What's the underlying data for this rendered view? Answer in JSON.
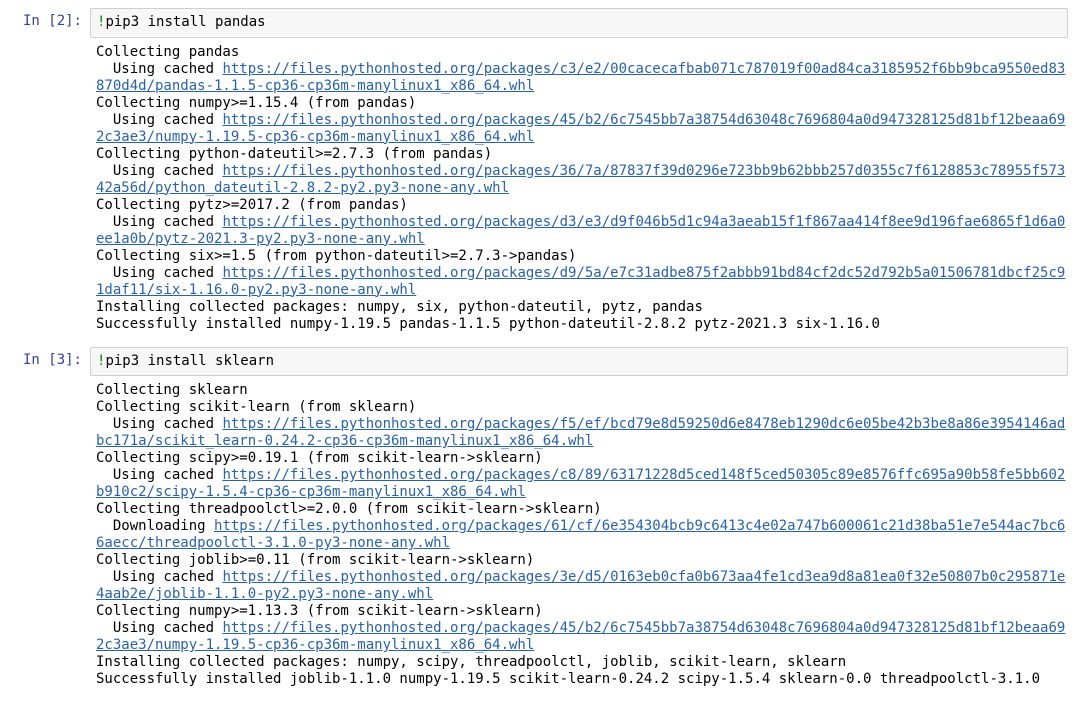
{
  "cells": [
    {
      "prompt": "In [2]:",
      "magic": "!",
      "code": "pip3 install pandas",
      "output_parts": [
        {
          "t": "plain",
          "v": "Collecting pandas\n  Using cached "
        },
        {
          "t": "link",
          "v": "https://files.pythonhosted.org/packages/c3/e2/00cacecafbab071c787019f00ad84ca3185952f6bb9bca9550ed83870d4d/pandas-1.1.5-cp36-cp36m-manylinux1_x86_64.whl"
        },
        {
          "t": "plain",
          "v": "\nCollecting numpy>=1.15.4 (from pandas)\n  Using cached "
        },
        {
          "t": "link",
          "v": "https://files.pythonhosted.org/packages/45/b2/6c7545bb7a38754d63048c7696804a0d947328125d81bf12beaa692c3ae3/numpy-1.19.5-cp36-cp36m-manylinux1_x86_64.whl"
        },
        {
          "t": "plain",
          "v": "\nCollecting python-dateutil>=2.7.3 (from pandas)\n  Using cached "
        },
        {
          "t": "link",
          "v": "https://files.pythonhosted.org/packages/36/7a/87837f39d0296e723bb9b62bbb257d0355c7f6128853c78955f57342a56d/python_dateutil-2.8.2-py2.py3-none-any.whl"
        },
        {
          "t": "plain",
          "v": "\nCollecting pytz>=2017.2 (from pandas)\n  Using cached "
        },
        {
          "t": "link",
          "v": "https://files.pythonhosted.org/packages/d3/e3/d9f046b5d1c94a3aeab15f1f867aa414f8ee9d196fae6865f1d6a0ee1a0b/pytz-2021.3-py2.py3-none-any.whl"
        },
        {
          "t": "plain",
          "v": "\nCollecting six>=1.5 (from python-dateutil>=2.7.3->pandas)\n  Using cached "
        },
        {
          "t": "link",
          "v": "https://files.pythonhosted.org/packages/d9/5a/e7c31adbe875f2abbb91bd84cf2dc52d792b5a01506781dbcf25c91daf11/six-1.16.0-py2.py3-none-any.whl"
        },
        {
          "t": "plain",
          "v": "\nInstalling collected packages: numpy, six, python-dateutil, pytz, pandas\nSuccessfully installed numpy-1.19.5 pandas-1.1.5 python-dateutil-2.8.2 pytz-2021.3 six-1.16.0"
        }
      ]
    },
    {
      "prompt": "In [3]:",
      "magic": "!",
      "code": "pip3 install sklearn",
      "output_parts": [
        {
          "t": "plain",
          "v": "Collecting sklearn\nCollecting scikit-learn (from sklearn)\n  Using cached "
        },
        {
          "t": "link",
          "v": "https://files.pythonhosted.org/packages/f5/ef/bcd79e8d59250d6e8478eb1290dc6e05be42b3be8a86e3954146adbc171a/scikit_learn-0.24.2-cp36-cp36m-manylinux1_x86_64.whl"
        },
        {
          "t": "plain",
          "v": "\nCollecting scipy>=0.19.1 (from scikit-learn->sklearn)\n  Using cached "
        },
        {
          "t": "link",
          "v": "https://files.pythonhosted.org/packages/c8/89/63171228d5ced148f5ced50305c89e8576ffc695a90b58fe5bb602b910c2/scipy-1.5.4-cp36-cp36m-manylinux1_x86_64.whl"
        },
        {
          "t": "plain",
          "v": "\nCollecting threadpoolctl>=2.0.0 (from scikit-learn->sklearn)\n  Downloading "
        },
        {
          "t": "link",
          "v": "https://files.pythonhosted.org/packages/61/cf/6e354304bcb9c6413c4e02a747b600061c21d38ba51e7e544ac7bc66aecc/threadpoolctl-3.1.0-py3-none-any.whl"
        },
        {
          "t": "plain",
          "v": "\nCollecting joblib>=0.11 (from scikit-learn->sklearn)\n  Using cached "
        },
        {
          "t": "link",
          "v": "https://files.pythonhosted.org/packages/3e/d5/0163eb0cfa0b673aa4fe1cd3ea9d8a81ea0f32e50807b0c295871e4aab2e/joblib-1.1.0-py2.py3-none-any.whl"
        },
        {
          "t": "plain",
          "v": "\nCollecting numpy>=1.13.3 (from scikit-learn->sklearn)\n  Using cached "
        },
        {
          "t": "link",
          "v": "https://files.pythonhosted.org/packages/45/b2/6c7545bb7a38754d63048c7696804a0d947328125d81bf12beaa692c3ae3/numpy-1.19.5-cp36-cp36m-manylinux1_x86_64.whl"
        },
        {
          "t": "plain",
          "v": "\nInstalling collected packages: numpy, scipy, threadpoolctl, joblib, scikit-learn, sklearn\nSuccessfully installed joblib-1.1.0 numpy-1.19.5 scikit-learn-0.24.2 scipy-1.5.4 sklearn-0.0 threadpoolctl-3.1.0"
        }
      ]
    }
  ]
}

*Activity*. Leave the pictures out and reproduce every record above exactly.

*Answer for this exercise*.
What's the underlying data for this rendered view? Answer in JSON.
{
  "cells": [
    {
      "prompt": "In [2]:",
      "magic": "!",
      "code": "pip3 install pandas",
      "output_parts": [
        {
          "t": "plain",
          "v": "Collecting pandas\n  Using cached "
        },
        {
          "t": "link",
          "v": "https://files.pythonhosted.org/packages/c3/e2/00cacecafbab071c787019f00ad84ca3185952f6bb9bca9550ed83870d4d/pandas-1.1.5-cp36-cp36m-manylinux1_x86_64.whl"
        },
        {
          "t": "plain",
          "v": "\nCollecting numpy>=1.15.4 (from pandas)\n  Using cached "
        },
        {
          "t": "link",
          "v": "https://files.pythonhosted.org/packages/45/b2/6c7545bb7a38754d63048c7696804a0d947328125d81bf12beaa692c3ae3/numpy-1.19.5-cp36-cp36m-manylinux1_x86_64.whl"
        },
        {
          "t": "plain",
          "v": "\nCollecting python-dateutil>=2.7.3 (from pandas)\n  Using cached "
        },
        {
          "t": "link",
          "v": "https://files.pythonhosted.org/packages/36/7a/87837f39d0296e723bb9b62bbb257d0355c7f6128853c78955f57342a56d/python_dateutil-2.8.2-py2.py3-none-any.whl"
        },
        {
          "t": "plain",
          "v": "\nCollecting pytz>=2017.2 (from pandas)\n  Using cached "
        },
        {
          "t": "link",
          "v": "https://files.pythonhosted.org/packages/d3/e3/d9f046b5d1c94a3aeab15f1f867aa414f8ee9d196fae6865f1d6a0ee1a0b/pytz-2021.3-py2.py3-none-any.whl"
        },
        {
          "t": "plain",
          "v": "\nCollecting six>=1.5 (from python-dateutil>=2.7.3->pandas)\n  Using cached "
        },
        {
          "t": "link",
          "v": "https://files.pythonhosted.org/packages/d9/5a/e7c31adbe875f2abbb91bd84cf2dc52d792b5a01506781dbcf25c91daf11/six-1.16.0-py2.py3-none-any.whl"
        },
        {
          "t": "plain",
          "v": "\nInstalling collected packages: numpy, six, python-dateutil, pytz, pandas\nSuccessfully installed numpy-1.19.5 pandas-1.1.5 python-dateutil-2.8.2 pytz-2021.3 six-1.16.0"
        }
      ]
    },
    {
      "prompt": "In [3]:",
      "magic": "!",
      "code": "pip3 install sklearn",
      "output_parts": [
        {
          "t": "plain",
          "v": "Collecting sklearn\nCollecting scikit-learn (from sklearn)\n  Using cached "
        },
        {
          "t": "link",
          "v": "https://files.pythonhosted.org/packages/f5/ef/bcd79e8d59250d6e8478eb1290dc6e05be42b3be8a86e3954146adbc171a/scikit_learn-0.24.2-cp36-cp36m-manylinux1_x86_64.whl"
        },
        {
          "t": "plain",
          "v": "\nCollecting scipy>=0.19.1 (from scikit-learn->sklearn)\n  Using cached "
        },
        {
          "t": "link",
          "v": "https://files.pythonhosted.org/packages/c8/89/63171228d5ced148f5ced50305c89e8576ffc695a90b58fe5bb602b910c2/scipy-1.5.4-cp36-cp36m-manylinux1_x86_64.whl"
        },
        {
          "t": "plain",
          "v": "\nCollecting threadpoolctl>=2.0.0 (from scikit-learn->sklearn)\n  Downloading "
        },
        {
          "t": "link",
          "v": "https://files.pythonhosted.org/packages/61/cf/6e354304bcb9c6413c4e02a747b600061c21d38ba51e7e544ac7bc66aecc/threadpoolctl-3.1.0-py3-none-any.whl"
        },
        {
          "t": "plain",
          "v": "\nCollecting joblib>=0.11 (from scikit-learn->sklearn)\n  Using cached "
        },
        {
          "t": "link",
          "v": "https://files.pythonhosted.org/packages/3e/d5/0163eb0cfa0b673aa4fe1cd3ea9d8a81ea0f32e50807b0c295871e4aab2e/joblib-1.1.0-py2.py3-none-any.whl"
        },
        {
          "t": "plain",
          "v": "\nCollecting numpy>=1.13.3 (from scikit-learn->sklearn)\n  Using cached "
        },
        {
          "t": "link",
          "v": "https://files.pythonhosted.org/packages/45/b2/6c7545bb7a38754d63048c7696804a0d947328125d81bf12beaa692c3ae3/numpy-1.19.5-cp36-cp36m-manylinux1_x86_64.whl"
        },
        {
          "t": "plain",
          "v": "\nInstalling collected packages: numpy, scipy, threadpoolctl, joblib, scikit-learn, sklearn\nSuccessfully installed joblib-1.1.0 numpy-1.19.5 scikit-learn-0.24.2 scipy-1.5.4 sklearn-0.0 threadpoolctl-3.1.0"
        }
      ]
    }
  ]
}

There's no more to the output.